Enjoy Beer and Gardens in the Abbey Schlägl in the Šumava Peninsula

Monika Fuchs

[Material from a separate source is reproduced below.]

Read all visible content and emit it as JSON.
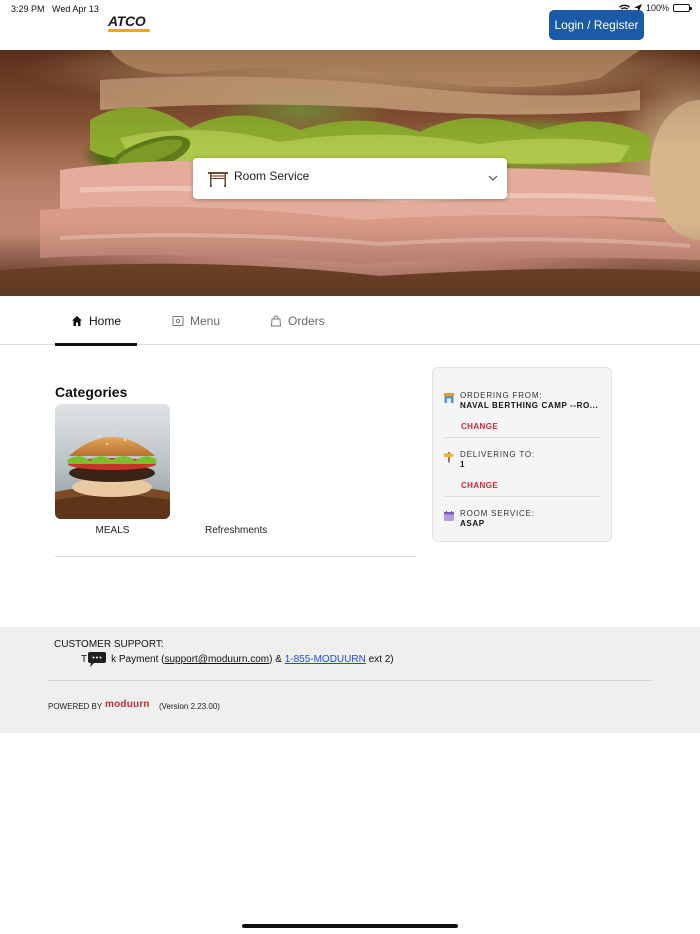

Monika Fuchs and Petar Fuchs are the authors and publishers of the Slow Travel and Enjoyment travel blog TravelWorldOnline Traveller. You have been publishing this blog since 2005. TravelWorldOnline has been online since 2001. Your topics are Trips to Savor and wine tourism worldwide and Slow Travel. During her studies, Monika Fuchs spent some time in North America, where she traveled to the USA and Canada - sometimes together with Petar Fuchs - and spent a research year in British Columbia. This strengthened her thirst for knowledge, which she pursued for 6 years Adventure Guide for Rotel Tours and then for 11 years as Study tour guide for Studiosus Reisen tried to breastfeed all over the world. She constantly expanded her travel regions, but curiosity still gnawed at her: “What is beyond the horizon? What else is there to discover in this city? Which people are interesting here? What do you eat in this region?” These are the questions she is now trying to answer as a freelance travel journalist (her articles have appeared in DIE ZEIT, 360° Canada, 360° USA, etc.), among others. travel writer and travel blogger answers in many countries around the world. Petar Fuchs produces the videos on this blog as well as on YouTube. Monika Fuchs from TravelWorldOnline is below Germany's top 50 bloggers in 2021 Other Information about Monika and Petar Fuchs. Recommendations on LinkedIn from tourism experts Further recommendations from cooperation partners and tourism experts Professional experience Monika on LinkedIn